In one now-viral video, the 20-year-old theater major at Georgia State University morphs into his favorite heroes using his own special-effects — first a Jedi wielding a blue lightsaber, then Ben 10, before his final transition into Spider-Man. He asked his followers to retweet the video “enough times that Disney calls.” Twenty million views later, Disney wasn’t the only one he heard from.
At first, he said his video gained “some small traction with my immediate circle.”
“And then the verified profiles started commenting,” he said. “The first one for me was The Lonely Island. And then I started seeing Josh Gad, Matthew Cherry. I saw Mark Hamill liked it. I mean if Mark Hamill likes it, I’m a Jedi now.”
Bass said these aren’t just retweets — he’s also getting messages from “bigwigs” such as Marvel co-president Louis D’Esposito and people from HBO Max.
(14) NZ LETS IN SOME PRODUCTIONS. Variety reports various genre shows get exemptions for cast and crew to enter NZ: “‘The Lord Of the Rings’, ‘Cowboy Bebop’ Series Among 5 Productions Granted New Zealand Border Exemptions”.

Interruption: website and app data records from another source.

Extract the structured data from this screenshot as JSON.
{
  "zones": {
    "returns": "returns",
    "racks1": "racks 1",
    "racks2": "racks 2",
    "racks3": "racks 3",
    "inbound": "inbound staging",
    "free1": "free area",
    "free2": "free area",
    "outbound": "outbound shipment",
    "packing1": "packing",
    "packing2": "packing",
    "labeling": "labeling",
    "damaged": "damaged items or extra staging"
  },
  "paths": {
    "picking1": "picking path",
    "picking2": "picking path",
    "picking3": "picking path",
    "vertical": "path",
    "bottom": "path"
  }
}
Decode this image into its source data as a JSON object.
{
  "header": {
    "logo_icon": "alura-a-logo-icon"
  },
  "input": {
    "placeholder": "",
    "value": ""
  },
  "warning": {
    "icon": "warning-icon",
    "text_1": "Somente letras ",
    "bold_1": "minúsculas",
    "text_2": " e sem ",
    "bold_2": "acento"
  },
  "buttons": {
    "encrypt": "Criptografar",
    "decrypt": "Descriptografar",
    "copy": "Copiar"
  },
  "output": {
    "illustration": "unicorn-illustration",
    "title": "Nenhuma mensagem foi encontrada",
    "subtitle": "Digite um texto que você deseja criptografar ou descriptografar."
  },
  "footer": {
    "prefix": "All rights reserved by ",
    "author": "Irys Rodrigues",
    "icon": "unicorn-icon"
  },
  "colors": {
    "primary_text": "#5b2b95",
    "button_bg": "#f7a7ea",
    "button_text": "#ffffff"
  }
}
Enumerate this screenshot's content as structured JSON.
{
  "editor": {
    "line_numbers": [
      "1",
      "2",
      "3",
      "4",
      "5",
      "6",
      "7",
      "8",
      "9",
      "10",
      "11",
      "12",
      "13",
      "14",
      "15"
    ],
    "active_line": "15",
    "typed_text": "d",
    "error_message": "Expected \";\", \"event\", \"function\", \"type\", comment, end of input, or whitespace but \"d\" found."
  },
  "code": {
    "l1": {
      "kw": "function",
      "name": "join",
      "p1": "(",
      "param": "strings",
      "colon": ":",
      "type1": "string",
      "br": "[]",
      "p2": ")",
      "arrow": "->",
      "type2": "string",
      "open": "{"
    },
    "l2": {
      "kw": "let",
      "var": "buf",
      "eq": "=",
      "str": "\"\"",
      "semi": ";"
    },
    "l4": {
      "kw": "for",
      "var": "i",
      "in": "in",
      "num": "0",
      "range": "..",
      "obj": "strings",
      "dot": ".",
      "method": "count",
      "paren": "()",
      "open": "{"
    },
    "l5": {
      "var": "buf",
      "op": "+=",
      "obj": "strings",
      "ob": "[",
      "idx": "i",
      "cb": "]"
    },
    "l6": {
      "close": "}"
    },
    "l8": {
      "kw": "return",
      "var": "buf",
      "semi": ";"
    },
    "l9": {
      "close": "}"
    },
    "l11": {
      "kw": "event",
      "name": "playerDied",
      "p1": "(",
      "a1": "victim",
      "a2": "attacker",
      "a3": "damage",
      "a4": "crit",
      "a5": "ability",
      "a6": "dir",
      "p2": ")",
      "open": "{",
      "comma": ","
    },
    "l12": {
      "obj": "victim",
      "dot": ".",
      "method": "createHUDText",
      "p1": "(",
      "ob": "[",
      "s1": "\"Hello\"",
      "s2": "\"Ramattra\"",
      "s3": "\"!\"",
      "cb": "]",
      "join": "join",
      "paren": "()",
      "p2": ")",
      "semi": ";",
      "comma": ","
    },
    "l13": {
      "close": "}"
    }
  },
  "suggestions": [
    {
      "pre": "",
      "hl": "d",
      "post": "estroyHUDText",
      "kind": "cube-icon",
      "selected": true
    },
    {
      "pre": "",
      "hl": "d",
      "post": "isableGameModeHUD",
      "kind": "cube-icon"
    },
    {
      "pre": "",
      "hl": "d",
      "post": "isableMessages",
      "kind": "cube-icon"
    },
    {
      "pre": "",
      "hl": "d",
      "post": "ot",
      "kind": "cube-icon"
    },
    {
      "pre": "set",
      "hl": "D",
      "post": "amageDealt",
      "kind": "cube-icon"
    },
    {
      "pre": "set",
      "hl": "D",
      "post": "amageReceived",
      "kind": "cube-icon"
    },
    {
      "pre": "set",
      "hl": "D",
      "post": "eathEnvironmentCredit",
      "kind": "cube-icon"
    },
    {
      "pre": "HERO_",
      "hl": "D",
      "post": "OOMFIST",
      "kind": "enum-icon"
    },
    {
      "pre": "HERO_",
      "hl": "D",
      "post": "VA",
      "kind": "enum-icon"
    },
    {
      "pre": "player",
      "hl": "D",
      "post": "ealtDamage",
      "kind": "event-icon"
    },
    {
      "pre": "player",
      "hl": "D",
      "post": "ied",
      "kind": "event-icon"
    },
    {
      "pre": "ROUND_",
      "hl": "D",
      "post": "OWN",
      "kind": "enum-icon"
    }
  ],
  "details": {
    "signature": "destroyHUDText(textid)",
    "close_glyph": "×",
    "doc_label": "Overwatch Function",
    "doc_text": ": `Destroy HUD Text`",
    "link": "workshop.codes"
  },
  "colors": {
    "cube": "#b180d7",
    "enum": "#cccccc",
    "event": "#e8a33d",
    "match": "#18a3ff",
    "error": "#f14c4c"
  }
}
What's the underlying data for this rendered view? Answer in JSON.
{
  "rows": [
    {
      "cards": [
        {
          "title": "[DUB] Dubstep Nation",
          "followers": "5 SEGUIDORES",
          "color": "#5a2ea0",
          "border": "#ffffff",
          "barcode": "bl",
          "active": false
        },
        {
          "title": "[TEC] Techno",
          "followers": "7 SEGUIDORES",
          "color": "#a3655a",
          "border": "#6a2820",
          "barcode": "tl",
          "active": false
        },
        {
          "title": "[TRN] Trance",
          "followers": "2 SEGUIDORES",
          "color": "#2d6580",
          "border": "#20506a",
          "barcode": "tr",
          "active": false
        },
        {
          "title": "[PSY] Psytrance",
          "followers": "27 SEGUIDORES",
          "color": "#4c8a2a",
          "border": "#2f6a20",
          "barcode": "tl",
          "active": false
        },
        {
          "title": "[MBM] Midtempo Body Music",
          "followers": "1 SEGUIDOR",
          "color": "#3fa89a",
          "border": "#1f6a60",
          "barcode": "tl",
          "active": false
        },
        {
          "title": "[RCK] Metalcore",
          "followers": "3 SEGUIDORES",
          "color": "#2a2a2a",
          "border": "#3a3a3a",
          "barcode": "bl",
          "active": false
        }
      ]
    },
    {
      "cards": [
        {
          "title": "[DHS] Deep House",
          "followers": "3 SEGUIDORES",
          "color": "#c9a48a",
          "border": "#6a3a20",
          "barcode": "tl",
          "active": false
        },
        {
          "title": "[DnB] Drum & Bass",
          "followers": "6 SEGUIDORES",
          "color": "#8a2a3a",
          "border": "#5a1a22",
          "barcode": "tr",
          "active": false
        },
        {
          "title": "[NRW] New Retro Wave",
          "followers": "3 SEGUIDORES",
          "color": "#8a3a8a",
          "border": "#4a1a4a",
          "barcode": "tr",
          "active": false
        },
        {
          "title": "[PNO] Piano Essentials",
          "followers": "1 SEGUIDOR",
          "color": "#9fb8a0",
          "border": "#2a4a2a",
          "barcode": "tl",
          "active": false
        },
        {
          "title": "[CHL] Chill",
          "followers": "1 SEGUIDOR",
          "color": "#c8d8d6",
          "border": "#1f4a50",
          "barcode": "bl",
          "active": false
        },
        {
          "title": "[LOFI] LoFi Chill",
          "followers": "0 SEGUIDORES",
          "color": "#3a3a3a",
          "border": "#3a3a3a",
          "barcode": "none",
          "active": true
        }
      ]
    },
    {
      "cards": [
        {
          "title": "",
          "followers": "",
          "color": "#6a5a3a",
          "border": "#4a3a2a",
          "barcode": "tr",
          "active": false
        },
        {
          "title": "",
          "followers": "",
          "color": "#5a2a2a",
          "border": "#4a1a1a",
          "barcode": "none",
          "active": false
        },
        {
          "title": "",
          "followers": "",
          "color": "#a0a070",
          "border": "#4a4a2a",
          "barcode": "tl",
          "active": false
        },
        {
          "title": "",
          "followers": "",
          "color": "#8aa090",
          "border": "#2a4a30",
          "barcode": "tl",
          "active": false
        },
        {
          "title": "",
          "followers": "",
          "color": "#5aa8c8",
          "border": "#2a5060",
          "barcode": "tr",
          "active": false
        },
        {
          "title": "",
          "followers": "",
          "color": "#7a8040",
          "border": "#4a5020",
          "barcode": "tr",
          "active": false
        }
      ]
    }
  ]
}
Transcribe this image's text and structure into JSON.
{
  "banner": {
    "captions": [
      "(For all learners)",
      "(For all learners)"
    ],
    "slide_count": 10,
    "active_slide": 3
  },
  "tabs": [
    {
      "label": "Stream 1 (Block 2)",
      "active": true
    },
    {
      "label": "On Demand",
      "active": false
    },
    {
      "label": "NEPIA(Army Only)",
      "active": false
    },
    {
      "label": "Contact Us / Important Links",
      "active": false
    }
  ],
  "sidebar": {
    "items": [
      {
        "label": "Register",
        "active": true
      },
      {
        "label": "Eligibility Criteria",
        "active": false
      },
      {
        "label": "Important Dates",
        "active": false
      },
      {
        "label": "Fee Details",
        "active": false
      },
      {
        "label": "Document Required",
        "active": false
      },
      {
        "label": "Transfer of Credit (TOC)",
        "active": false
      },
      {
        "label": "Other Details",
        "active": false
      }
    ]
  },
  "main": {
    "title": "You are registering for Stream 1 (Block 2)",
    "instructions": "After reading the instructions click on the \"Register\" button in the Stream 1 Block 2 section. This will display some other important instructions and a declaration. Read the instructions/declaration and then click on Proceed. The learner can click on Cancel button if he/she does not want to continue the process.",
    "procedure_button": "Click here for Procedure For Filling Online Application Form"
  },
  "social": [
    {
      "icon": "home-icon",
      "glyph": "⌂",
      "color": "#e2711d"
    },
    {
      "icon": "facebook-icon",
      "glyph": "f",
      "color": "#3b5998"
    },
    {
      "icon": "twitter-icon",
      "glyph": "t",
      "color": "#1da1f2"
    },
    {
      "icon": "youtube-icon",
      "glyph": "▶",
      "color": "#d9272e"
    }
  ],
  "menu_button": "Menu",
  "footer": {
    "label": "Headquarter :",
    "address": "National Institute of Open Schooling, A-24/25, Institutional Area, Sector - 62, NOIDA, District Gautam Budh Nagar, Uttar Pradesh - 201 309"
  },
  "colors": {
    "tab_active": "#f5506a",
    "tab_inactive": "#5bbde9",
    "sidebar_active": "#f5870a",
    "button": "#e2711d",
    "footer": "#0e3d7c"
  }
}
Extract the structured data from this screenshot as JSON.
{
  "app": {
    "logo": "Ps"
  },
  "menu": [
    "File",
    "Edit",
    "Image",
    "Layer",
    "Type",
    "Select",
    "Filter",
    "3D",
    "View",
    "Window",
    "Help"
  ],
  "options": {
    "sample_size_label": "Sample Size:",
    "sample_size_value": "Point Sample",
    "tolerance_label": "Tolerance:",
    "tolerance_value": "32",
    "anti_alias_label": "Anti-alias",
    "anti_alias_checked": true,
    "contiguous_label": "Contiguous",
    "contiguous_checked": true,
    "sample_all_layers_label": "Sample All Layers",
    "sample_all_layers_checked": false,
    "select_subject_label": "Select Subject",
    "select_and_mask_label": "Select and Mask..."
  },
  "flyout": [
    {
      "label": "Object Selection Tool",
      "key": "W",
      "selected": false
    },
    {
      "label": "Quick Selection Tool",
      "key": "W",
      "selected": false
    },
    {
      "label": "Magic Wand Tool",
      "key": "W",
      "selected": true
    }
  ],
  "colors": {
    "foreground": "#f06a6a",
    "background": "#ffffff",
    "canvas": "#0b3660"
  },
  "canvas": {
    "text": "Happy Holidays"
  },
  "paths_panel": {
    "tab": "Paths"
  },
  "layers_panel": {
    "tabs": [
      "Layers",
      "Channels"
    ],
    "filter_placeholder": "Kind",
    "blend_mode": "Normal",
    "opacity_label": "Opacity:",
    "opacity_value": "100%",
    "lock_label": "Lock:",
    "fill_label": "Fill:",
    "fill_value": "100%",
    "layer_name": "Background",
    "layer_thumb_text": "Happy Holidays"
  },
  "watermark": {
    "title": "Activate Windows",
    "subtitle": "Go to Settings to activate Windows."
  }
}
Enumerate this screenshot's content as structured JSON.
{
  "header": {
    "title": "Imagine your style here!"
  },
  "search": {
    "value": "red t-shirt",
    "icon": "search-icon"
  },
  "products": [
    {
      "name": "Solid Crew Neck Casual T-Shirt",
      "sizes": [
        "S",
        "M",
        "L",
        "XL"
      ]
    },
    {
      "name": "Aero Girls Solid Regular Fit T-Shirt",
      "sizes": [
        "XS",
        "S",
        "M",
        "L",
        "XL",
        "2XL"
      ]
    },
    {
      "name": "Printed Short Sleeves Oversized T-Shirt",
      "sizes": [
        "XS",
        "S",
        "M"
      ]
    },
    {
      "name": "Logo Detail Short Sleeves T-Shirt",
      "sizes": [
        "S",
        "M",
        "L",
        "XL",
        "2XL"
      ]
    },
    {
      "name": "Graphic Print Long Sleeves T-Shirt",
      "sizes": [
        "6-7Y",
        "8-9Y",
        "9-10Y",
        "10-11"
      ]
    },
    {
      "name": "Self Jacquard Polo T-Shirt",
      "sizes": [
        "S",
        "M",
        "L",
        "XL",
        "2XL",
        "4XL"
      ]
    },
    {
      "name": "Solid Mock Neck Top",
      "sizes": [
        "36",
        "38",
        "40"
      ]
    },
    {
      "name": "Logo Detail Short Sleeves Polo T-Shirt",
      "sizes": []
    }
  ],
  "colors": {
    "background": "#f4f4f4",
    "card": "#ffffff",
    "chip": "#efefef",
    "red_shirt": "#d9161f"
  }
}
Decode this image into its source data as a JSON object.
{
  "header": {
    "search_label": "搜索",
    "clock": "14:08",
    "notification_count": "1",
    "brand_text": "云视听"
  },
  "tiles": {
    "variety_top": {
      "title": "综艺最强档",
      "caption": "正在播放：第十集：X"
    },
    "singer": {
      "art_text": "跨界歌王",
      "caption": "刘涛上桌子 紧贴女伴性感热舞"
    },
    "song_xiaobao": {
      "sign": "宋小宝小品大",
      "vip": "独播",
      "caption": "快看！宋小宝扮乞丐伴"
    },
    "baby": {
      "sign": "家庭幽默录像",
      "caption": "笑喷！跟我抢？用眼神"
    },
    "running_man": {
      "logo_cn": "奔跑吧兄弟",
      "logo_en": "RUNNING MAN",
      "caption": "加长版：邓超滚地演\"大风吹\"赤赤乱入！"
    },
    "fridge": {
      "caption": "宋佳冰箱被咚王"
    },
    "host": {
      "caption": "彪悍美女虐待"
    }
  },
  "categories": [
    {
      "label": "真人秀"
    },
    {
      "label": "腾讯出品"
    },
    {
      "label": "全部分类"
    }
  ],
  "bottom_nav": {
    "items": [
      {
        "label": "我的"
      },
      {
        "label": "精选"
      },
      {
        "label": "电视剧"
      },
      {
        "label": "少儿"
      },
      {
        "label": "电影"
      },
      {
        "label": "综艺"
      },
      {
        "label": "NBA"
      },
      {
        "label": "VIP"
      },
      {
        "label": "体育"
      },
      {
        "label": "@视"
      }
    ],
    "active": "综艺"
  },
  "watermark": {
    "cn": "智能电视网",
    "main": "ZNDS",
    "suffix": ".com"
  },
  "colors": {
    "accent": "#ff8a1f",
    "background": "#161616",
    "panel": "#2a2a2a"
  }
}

Several more overseas productions will join James Cameron’s Avatar sequels and Jane Campion’s The Power of the Dog Netflix film in New Zealand in the coming months.
New Zealand’s Ministry of Business, Innovation, and Employment has announced that Amazon’s The Lord of the Rings series, Netflix series Cowboy Bebop and Sweet Tooth, Peter Farrelly’s film Greatest Beer Run Ever starring Viggo Mortensen, and Power Rangers Beast Morphers series have been granted border exemptions.
A total of 206 foreign-based cast and crew from those productions, along with 35 family members, will be allowed to enter New Zealand in the next six months, according to MBIE manager immigration policy Sian Roguski, quoted by New Zealand’s Stuff. Additionally, 10 more Avatar crew – in addition to the 31 already in New Zealand – had been granted border exemptions. All new arrivals will be subject to self-quarantine….
(15) BLOWN UP, SIR! In “Independence Day Pitch Meeting” on ScreenRant, Ryan George explains that the film’s aliens are very considerate by blowing up monuments that can be put in the trailer.
[Thanks to Daniel Dern, JJ, Cat Eldridge, Errolwi, Chip Hitchcock, John King Tarpinian, John Hertz, Mike Kennedy, Michael Toman, Martin Morse Wooster, and Andrew Porter for some of these stories. Title credit goes to File 770 contributing editor of the day Daniel Dern.]